As we all prepare to gingerly emerge from lockdown, and following the overwhelmingly lovely response to my last blog post, I thought I would share the results of Kitchen Renovation stage 1 with you. I’m calling it stage 1 as just conveniently out of shot there is still a delightful 90’s UPVC leaky conservatory attached to this space which has just got to go!
By the time we got to the Kitchen, there was a hole in any planned budget which had been swallowed up by the glamour of damp, mouldy walls. So this had to be a Kitchen renovation without the enormous price tag usually attached to the ideas I had in mind.
First stop then had to be Ikea. Although I was determined that I wanted more of a ‘handmade’ look to the units with the chunky legs and framed surrounds I’d been scouring pinterest for! As said framed wooden kitchens were coming in at an eye watering cost, we needed to think outside the box. Now obviously there is a disclaimer here in that the husband was a carpenter in a former life so was able to do the work, and I do have an odd love of fitting kitchens – but it’s still going to be a whole lot cheaper, even if you have to pay a carpenter for his time.
We started with this side, which is purely refridgeration. I’ve always loved the drawer fridge idea and wouldn’t go back to a traditional fridge now. Obviously there are some very high end versions out there but there is also a great version here which will set you back around £800 and provides two extra wide fridge drawers – I’m loving mine! As our family size ranges from 3 – 5++ depending on which of the older kids are returning, it was also necessary for an over-spill/drinks fridge so I put a standard undercounter model next to it. I bought these drawer/door fronts very cheaply online as they were simply made from primed mdf, and then painted them F&B All White. They are cut to order so you can specify the exact size needed. Once the fridges were in place we then just built around them with softwood, to create the shelving and framing.
The old crittall doors here lead through to the utility room and as with the lounge renovation, I found them on ebay for under £200 then painstakingly stripped the years of peach gloss paint off before re-glazing and painting black. The doors were the starting point in both cases, and the the holes were cut to fit them. The utility room here used to be a downstairs toilet which was literally in the Kitchen, but I find that odd and just a whole world of wrong!

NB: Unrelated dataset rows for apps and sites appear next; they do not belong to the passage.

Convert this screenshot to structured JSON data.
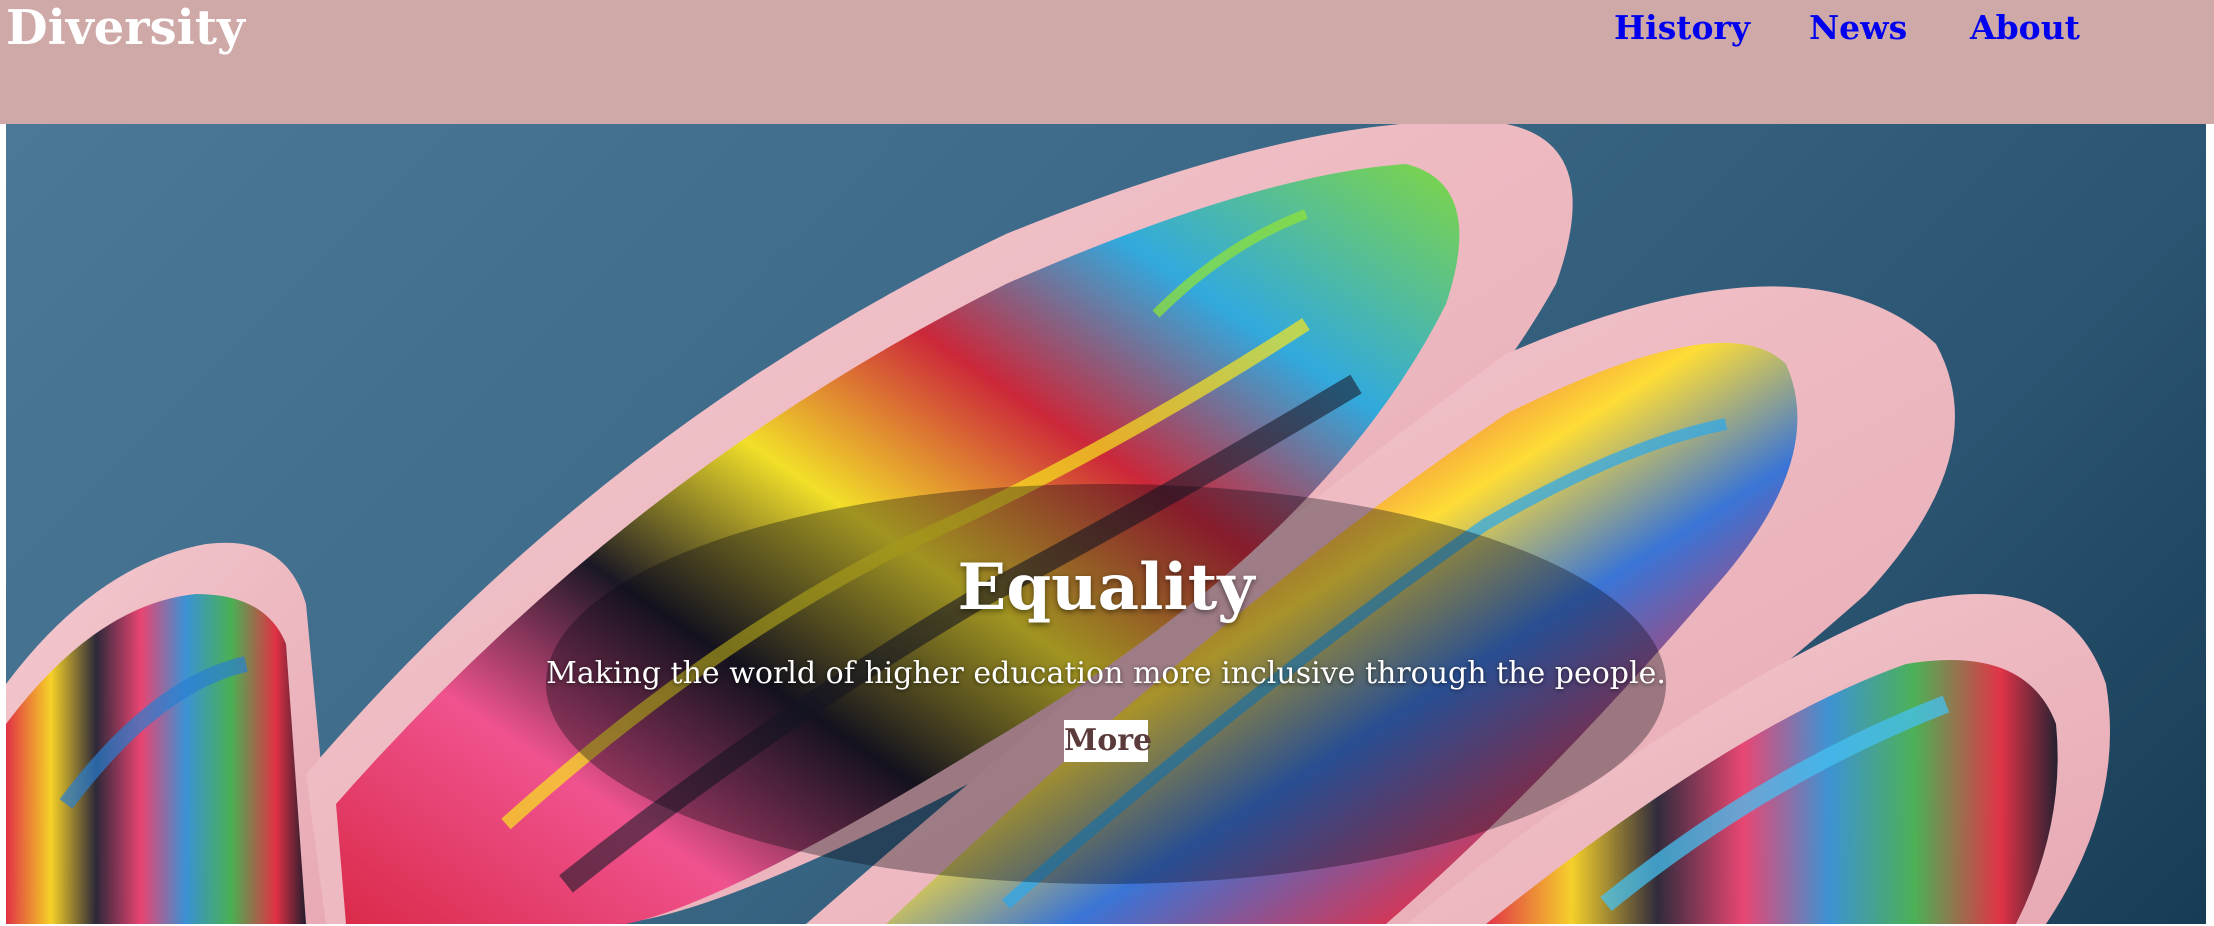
{
  "header": {
    "brand": "Diversity",
    "nav": [
      {
        "label": "History"
      },
      {
        "label": "News"
      },
      {
        "label": "About"
      }
    ]
  },
  "hero": {
    "title": "Equality",
    "subtitle": "Making the world of higher education more inclusive through the people.",
    "button_label": "More",
    "image_description_icon": "painted-hand-image"
  },
  "colors": {
    "header_background": "#cfa8a8",
    "brand_text": "#ffffff",
    "nav_link": "#0000ee",
    "hero_background": "#3c6a88",
    "button_text": "#5a3a3a"
  }
}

On the opposite side these are good old Ikea units and drawer fronts, which I then painted F&B Off Black. Ditto the dishwasher door and then again we built softwood frames around the front of them to create this look. If I were doing this again I would definitely go for wooden doors from one of the many online companies who make ready to paint versions to fit Ikea, as actually the paint hasn’t stuck very well here and regular touch ups are necessary. I will swap them out at some point (on the sly to prevent eyebrow raising obviously!)
The biggest investment really were the worktops which are marble. Luckily the overall run isn’t that long and I really think that spending on the worktops is the way to make sure the Kitchen does look good in the end. Lots of people ask me how the white marble is fairing and I really find it to be fine. The trick is flash-with-bleach and stone sealant a couple of times a year! This rather lovely tap from Aston Matthews was surprisingly shiny and bright when it first arrived but has thankfully developed the tarnished brass finish I was looking for, very quickly.

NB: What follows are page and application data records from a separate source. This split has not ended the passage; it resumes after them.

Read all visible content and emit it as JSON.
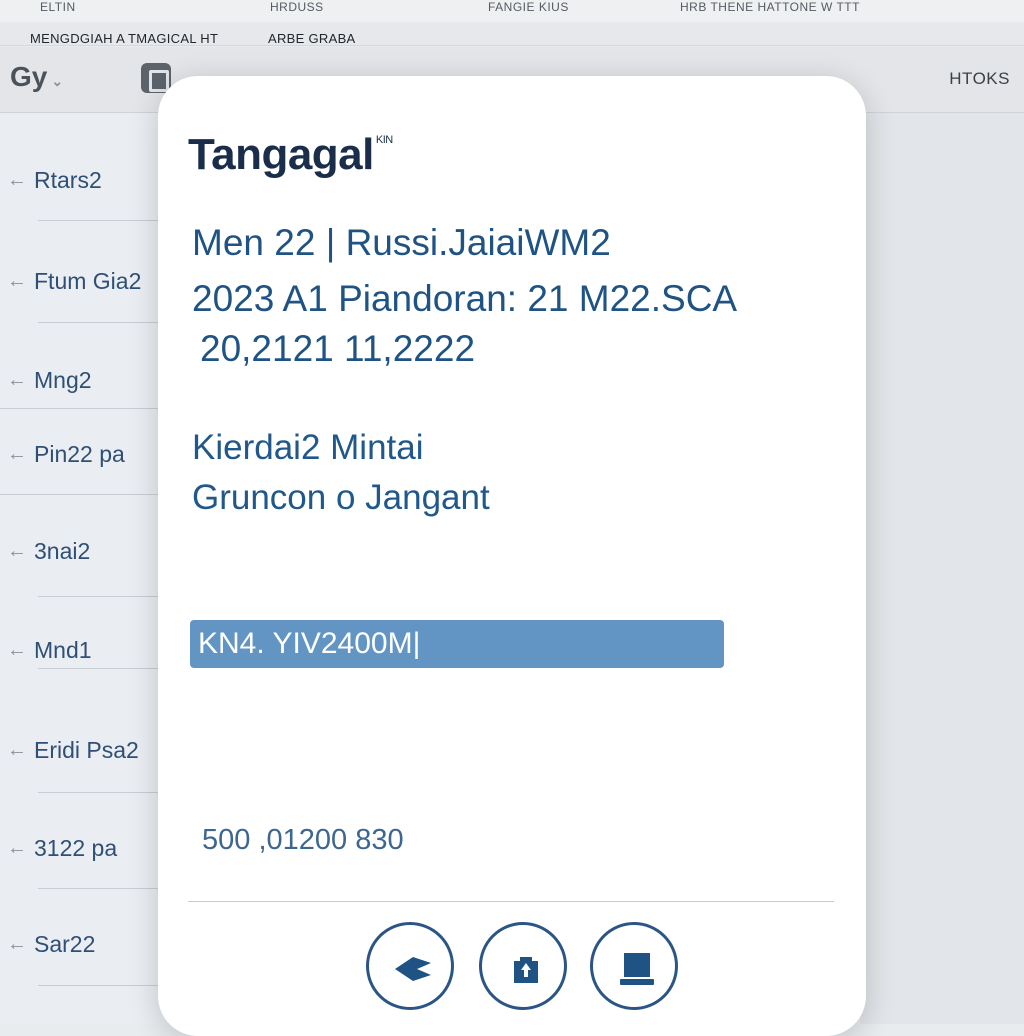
{
  "top_strip": {
    "fragments": [
      "ELTIN",
      "HRDUSS",
      "FANGIE KIUS",
      "HRB THENE HATTONE W TTT"
    ]
  },
  "menu": {
    "items": [
      "MENGDGIAH A TMAGICAL HT",
      "ARBE GRABA"
    ]
  },
  "toolbar": {
    "brand": "Gy",
    "tools_link": "HTOKS"
  },
  "sidebar": {
    "items": [
      {
        "label": "Rtars2"
      },
      {
        "label": "Ftum Gia2"
      },
      {
        "label": "Mng2"
      },
      {
        "label": "Pin22 pa"
      },
      {
        "label": "3nai2"
      },
      {
        "label": "Mnd1"
      },
      {
        "label": "Eridi Psa2"
      },
      {
        "label": "3122 pa"
      },
      {
        "label": "Sar22"
      }
    ]
  },
  "modal": {
    "title": "Tangagal",
    "title_sup": "KIN",
    "info_line_1": "Men 22 | Russi.JaiaiWM2",
    "info_line_2": "2023 A1 Piandoran: 21 M22.SCA",
    "info_line_3": "20,2121 11,2222",
    "sub_line_1": "Kierdai2 Mintai",
    "sub_line_2": "Gruncon o Jangant",
    "input_value": "KN4. YIV2400M|",
    "footer_number": "500 ,01200 830",
    "buttons": [
      {
        "icon": "back-arrow-icon"
      },
      {
        "icon": "share-upload-icon"
      },
      {
        "icon": "monitor-icon"
      }
    ]
  },
  "colors": {
    "title": "#1a2e4b",
    "text_blue": "#1f5384",
    "input_fill": "#6295c4",
    "button_border": "#2b5584"
  }
}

Moving on to my favourite part – the larder cupboards. These were made completely from scratch by building a softwood frame and then cladding the sides and back with tongue and groove to create the shelving and cupboard insides. I found the doors online and they are just pine doors which you can order in any size to suit. I sent them a sketch of the holes design and they laser cut that as well. I think the total cost of the doors was around £200. Everything has been painted in F&B All White eggshell.
I’m a big lover of having lots of open display in a Kitchen so this was perfect for me and the cupboards provide plenty of space for all the larder essentials as well as the ‘ugly’ microwave, pots and pans. I also have a bit of an addiction to wood boards!
The floor is an engineered oak with a hand scraped finish which makes it fairly rustic. We ripped down the old ceiling here for boring plumbing essentials upstairs, so took the opportunity to replace it using tongue and groove boards. The lighting and accessories are all from Design Vintage, as was the kitchen table and stools. The table is an old vintage work bench so we had to heavily sand the top to remove some of the saw marks etc, but plenty of character does still remain.
At some point in the future I will get to stage 2 of this kitchen I hope, but for now I have spruced the old conservatory with a lot of plants and vintage furniture and it’s actually ok. The dream is to replace it with a double height black timber extension to add more kitchen, dining and a swedish stove (always wanted one!) but that will be some way down the line. In the meantime I have these plans to lust after and can enjoy having a dust-free house for a while!
I really hope this all helps anyone embarking on a new kitchen, and as always I’m very happy to answer questions if I can be of any use! x
Images throughout – Alex Wilson Photography
Kitchen Extension Images – Pinterest